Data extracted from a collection
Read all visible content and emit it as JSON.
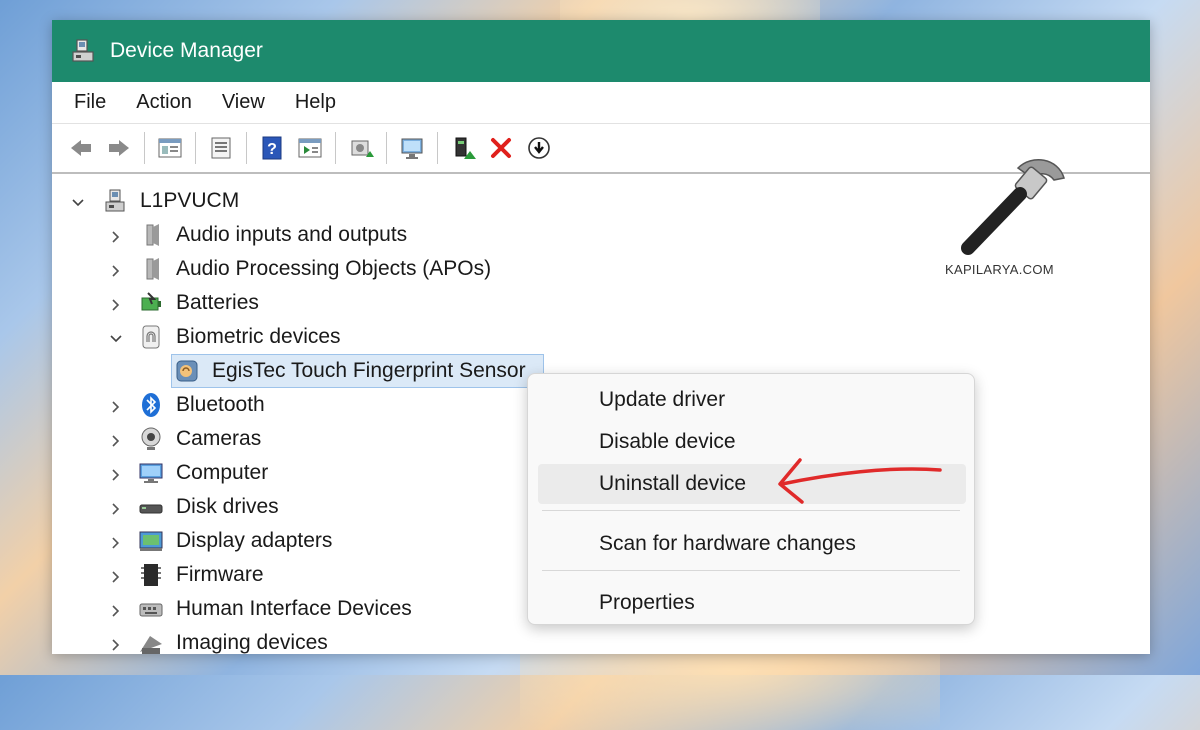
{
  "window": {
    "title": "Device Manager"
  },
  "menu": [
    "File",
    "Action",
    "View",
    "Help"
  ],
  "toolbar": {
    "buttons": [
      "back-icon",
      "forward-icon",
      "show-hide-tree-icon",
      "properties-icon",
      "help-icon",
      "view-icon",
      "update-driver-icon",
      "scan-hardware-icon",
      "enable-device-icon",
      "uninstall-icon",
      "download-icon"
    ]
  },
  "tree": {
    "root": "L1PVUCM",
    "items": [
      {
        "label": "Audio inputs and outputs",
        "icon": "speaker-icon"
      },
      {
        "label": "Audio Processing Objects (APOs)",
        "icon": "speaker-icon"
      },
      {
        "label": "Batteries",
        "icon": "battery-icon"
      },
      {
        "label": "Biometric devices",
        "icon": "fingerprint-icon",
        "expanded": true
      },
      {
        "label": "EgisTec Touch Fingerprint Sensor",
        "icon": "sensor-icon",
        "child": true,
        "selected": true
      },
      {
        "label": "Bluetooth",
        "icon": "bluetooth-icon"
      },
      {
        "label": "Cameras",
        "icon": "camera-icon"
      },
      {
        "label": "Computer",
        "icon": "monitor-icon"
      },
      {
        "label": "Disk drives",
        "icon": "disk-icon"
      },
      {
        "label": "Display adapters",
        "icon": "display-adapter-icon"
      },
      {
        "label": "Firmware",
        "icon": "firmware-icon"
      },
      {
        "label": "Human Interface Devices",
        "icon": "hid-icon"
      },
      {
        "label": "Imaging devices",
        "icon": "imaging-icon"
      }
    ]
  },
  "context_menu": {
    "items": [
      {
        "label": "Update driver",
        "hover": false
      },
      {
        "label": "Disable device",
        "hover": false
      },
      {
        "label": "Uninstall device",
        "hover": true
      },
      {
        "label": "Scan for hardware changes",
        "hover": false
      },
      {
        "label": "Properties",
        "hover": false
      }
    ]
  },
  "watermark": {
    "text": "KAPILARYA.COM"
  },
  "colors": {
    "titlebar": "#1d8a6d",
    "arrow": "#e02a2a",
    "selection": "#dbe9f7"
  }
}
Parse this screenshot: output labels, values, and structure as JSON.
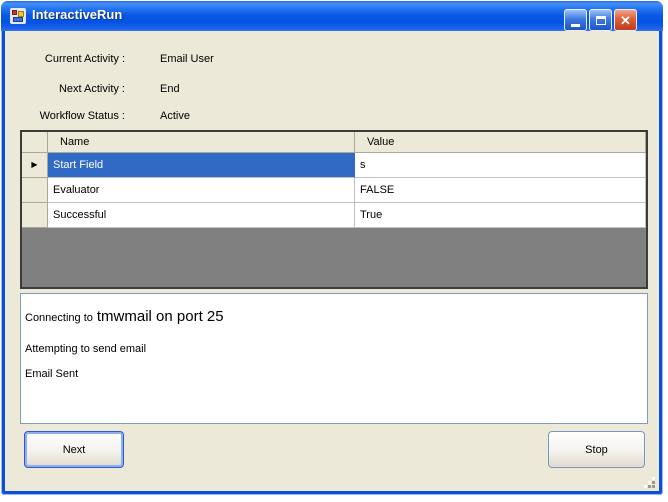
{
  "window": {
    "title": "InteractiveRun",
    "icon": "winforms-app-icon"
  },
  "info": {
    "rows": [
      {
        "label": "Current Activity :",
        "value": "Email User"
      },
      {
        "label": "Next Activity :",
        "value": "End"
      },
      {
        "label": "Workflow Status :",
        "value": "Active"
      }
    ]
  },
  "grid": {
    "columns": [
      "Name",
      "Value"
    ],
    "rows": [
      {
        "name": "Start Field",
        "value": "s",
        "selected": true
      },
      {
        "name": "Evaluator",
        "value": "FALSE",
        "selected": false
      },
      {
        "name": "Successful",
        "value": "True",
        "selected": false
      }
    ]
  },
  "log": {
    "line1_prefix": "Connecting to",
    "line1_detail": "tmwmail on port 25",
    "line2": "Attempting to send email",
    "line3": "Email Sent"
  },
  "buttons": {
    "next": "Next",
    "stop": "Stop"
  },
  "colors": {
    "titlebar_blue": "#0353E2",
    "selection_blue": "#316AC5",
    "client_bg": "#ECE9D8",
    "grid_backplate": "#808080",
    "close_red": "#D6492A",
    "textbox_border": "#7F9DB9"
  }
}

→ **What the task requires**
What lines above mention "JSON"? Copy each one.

→ **Response to this exercise**
Read all visible content and emit it as JSON.
Parse this screenshot: output labels, values, and structure as JSON.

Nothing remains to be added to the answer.